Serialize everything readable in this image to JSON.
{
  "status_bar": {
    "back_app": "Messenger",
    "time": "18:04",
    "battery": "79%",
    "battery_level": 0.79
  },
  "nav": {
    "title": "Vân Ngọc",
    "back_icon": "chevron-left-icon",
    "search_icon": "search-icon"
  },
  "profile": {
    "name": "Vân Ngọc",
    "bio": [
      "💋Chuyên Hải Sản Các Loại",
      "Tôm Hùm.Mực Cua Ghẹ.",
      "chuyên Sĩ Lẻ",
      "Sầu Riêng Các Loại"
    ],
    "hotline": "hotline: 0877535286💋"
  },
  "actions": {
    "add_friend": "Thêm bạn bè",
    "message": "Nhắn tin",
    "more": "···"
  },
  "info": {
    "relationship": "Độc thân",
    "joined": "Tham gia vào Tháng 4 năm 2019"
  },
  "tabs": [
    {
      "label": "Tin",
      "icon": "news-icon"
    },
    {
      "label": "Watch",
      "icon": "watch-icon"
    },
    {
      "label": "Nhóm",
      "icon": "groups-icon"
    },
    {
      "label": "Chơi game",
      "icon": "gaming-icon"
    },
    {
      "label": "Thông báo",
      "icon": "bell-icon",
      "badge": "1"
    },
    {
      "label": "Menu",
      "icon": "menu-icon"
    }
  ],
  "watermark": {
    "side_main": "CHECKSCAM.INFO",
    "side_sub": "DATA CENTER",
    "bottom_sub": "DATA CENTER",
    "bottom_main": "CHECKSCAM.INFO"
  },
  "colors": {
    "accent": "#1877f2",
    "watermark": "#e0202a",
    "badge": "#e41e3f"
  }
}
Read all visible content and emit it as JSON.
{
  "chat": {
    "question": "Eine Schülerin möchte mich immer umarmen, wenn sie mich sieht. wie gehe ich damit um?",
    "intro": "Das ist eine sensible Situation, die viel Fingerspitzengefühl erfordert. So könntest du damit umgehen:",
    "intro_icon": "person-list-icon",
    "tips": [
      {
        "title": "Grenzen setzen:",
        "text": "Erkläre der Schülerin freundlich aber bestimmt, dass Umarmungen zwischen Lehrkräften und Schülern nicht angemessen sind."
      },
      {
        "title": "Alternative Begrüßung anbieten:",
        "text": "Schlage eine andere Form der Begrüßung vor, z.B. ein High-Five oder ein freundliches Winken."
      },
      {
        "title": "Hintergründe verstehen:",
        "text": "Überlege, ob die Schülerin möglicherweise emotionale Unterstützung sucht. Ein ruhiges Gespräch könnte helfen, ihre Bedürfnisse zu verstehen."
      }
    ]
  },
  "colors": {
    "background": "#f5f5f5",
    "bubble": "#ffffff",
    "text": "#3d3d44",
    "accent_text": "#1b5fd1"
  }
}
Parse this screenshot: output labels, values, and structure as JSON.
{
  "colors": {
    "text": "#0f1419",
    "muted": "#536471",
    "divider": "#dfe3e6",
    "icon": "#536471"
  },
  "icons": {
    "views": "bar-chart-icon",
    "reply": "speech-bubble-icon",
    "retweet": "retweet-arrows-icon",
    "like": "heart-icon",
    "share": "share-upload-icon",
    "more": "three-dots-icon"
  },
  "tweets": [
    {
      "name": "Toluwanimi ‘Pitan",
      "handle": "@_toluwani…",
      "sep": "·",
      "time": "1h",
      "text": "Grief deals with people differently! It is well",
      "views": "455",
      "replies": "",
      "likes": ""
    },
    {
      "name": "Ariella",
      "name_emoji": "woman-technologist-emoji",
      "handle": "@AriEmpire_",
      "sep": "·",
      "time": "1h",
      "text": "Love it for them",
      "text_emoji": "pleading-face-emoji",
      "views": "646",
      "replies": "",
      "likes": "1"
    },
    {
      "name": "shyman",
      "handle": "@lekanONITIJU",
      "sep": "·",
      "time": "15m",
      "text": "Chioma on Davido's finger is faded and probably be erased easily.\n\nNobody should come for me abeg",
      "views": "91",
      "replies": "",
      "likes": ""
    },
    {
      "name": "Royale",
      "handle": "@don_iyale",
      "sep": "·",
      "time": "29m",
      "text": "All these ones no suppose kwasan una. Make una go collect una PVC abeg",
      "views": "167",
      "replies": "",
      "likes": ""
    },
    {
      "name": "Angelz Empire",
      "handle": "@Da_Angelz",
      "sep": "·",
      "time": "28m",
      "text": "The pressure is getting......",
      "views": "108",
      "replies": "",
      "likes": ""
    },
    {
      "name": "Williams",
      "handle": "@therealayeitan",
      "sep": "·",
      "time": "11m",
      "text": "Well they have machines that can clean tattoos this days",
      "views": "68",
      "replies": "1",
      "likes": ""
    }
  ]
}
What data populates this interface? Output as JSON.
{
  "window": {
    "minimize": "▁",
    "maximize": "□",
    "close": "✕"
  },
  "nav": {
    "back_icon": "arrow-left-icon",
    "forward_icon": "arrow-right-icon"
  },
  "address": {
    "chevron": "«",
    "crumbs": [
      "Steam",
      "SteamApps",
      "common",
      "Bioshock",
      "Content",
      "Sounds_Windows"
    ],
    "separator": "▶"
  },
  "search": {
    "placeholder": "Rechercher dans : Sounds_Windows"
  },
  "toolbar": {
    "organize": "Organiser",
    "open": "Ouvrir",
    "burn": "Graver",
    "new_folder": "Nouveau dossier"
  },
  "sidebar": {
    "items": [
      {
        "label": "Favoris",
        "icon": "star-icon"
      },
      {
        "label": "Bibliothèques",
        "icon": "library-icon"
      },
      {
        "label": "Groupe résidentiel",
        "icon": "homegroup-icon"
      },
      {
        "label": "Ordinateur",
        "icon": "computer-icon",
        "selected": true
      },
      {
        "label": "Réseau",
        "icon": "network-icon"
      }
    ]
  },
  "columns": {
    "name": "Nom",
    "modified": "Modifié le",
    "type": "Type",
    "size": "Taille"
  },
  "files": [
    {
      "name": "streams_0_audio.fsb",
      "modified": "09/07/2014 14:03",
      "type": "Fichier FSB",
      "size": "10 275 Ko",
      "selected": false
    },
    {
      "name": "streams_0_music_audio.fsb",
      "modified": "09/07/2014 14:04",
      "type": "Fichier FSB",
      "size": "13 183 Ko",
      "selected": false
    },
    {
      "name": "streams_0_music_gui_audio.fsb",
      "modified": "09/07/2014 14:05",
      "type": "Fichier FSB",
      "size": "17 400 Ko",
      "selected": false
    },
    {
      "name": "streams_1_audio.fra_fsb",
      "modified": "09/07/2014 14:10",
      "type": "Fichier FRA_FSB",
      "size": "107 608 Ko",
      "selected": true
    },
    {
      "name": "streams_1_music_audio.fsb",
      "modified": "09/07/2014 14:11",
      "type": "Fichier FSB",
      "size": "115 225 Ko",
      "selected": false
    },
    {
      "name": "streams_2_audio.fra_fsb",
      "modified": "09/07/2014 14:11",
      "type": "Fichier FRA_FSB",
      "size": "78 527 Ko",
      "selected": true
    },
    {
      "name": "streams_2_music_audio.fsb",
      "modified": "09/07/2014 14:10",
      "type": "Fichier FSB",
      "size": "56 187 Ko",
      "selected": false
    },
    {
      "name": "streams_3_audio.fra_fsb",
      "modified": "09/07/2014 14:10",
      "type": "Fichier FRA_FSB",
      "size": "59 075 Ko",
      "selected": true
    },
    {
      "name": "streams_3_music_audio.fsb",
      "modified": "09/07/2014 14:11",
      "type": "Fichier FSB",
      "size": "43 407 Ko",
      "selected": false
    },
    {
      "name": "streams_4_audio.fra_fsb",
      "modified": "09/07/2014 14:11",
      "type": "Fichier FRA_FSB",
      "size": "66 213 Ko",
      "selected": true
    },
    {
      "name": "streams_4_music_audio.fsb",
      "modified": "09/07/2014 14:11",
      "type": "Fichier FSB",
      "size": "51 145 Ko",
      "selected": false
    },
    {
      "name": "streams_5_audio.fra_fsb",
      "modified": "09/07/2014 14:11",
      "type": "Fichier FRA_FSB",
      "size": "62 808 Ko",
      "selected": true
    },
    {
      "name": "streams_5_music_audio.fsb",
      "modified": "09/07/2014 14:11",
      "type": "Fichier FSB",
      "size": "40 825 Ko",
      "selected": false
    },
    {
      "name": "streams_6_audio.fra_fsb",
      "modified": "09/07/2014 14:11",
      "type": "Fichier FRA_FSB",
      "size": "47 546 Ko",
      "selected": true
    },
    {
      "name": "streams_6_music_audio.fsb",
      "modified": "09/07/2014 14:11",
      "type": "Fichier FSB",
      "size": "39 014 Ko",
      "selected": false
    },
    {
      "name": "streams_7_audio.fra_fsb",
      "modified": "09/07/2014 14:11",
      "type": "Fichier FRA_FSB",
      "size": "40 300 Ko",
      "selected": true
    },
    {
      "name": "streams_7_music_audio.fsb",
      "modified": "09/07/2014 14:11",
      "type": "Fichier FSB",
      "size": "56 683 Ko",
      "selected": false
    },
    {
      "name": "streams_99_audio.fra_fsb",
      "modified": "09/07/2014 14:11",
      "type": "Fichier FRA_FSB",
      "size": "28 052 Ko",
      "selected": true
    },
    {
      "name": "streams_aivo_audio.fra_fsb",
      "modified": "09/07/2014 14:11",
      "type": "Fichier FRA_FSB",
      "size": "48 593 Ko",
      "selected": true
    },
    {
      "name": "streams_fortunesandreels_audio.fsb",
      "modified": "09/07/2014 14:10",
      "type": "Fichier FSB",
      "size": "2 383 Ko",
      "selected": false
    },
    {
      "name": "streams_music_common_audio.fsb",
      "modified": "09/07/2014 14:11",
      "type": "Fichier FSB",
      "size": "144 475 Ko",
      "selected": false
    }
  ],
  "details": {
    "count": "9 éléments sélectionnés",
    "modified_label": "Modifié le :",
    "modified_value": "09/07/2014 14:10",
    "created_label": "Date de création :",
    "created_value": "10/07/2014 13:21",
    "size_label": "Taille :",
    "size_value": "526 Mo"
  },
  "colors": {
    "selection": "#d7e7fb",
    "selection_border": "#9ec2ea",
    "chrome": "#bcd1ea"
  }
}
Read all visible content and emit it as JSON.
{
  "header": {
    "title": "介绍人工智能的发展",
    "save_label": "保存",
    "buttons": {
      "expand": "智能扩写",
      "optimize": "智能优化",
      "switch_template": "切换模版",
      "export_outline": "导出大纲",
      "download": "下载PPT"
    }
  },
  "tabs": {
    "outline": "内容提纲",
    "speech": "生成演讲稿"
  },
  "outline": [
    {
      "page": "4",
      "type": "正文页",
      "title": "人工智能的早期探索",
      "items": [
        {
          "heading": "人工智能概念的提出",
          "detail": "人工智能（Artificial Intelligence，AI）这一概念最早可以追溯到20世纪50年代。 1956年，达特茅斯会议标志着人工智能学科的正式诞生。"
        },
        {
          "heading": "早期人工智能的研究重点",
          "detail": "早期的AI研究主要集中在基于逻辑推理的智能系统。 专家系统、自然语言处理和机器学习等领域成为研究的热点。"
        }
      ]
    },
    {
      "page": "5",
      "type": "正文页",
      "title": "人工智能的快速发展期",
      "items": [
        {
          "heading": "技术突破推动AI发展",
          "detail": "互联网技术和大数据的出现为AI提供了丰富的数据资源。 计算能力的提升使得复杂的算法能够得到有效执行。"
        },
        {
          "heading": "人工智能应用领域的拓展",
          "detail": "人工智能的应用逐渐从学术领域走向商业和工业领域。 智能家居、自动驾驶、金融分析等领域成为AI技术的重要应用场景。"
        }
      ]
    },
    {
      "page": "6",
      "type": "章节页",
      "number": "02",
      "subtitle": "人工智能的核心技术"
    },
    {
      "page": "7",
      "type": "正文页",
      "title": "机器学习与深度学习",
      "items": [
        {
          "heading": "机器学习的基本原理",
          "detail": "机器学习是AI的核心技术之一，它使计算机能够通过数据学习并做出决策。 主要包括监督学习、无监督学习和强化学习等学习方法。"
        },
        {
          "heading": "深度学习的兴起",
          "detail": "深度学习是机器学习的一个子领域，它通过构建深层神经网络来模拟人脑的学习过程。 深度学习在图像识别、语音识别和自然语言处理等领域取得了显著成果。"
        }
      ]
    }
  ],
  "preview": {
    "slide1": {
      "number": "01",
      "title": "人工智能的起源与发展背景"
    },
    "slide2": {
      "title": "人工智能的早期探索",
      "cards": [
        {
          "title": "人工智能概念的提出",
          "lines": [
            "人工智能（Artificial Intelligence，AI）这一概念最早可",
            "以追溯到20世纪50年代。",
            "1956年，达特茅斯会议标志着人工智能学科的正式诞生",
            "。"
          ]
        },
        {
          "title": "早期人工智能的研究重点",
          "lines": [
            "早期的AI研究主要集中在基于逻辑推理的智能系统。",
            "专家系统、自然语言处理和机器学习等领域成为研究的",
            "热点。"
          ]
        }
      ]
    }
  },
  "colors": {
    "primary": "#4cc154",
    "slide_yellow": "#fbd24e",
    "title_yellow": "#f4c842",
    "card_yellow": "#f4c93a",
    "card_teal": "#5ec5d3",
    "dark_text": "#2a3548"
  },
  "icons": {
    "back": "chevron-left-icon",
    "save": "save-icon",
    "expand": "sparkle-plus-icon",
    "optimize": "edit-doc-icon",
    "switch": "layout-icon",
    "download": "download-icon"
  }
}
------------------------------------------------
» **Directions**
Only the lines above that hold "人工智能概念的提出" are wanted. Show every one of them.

» **Task response**
          "heading": "人工智能概念的提出",
          "title": "人工智能概念的提出",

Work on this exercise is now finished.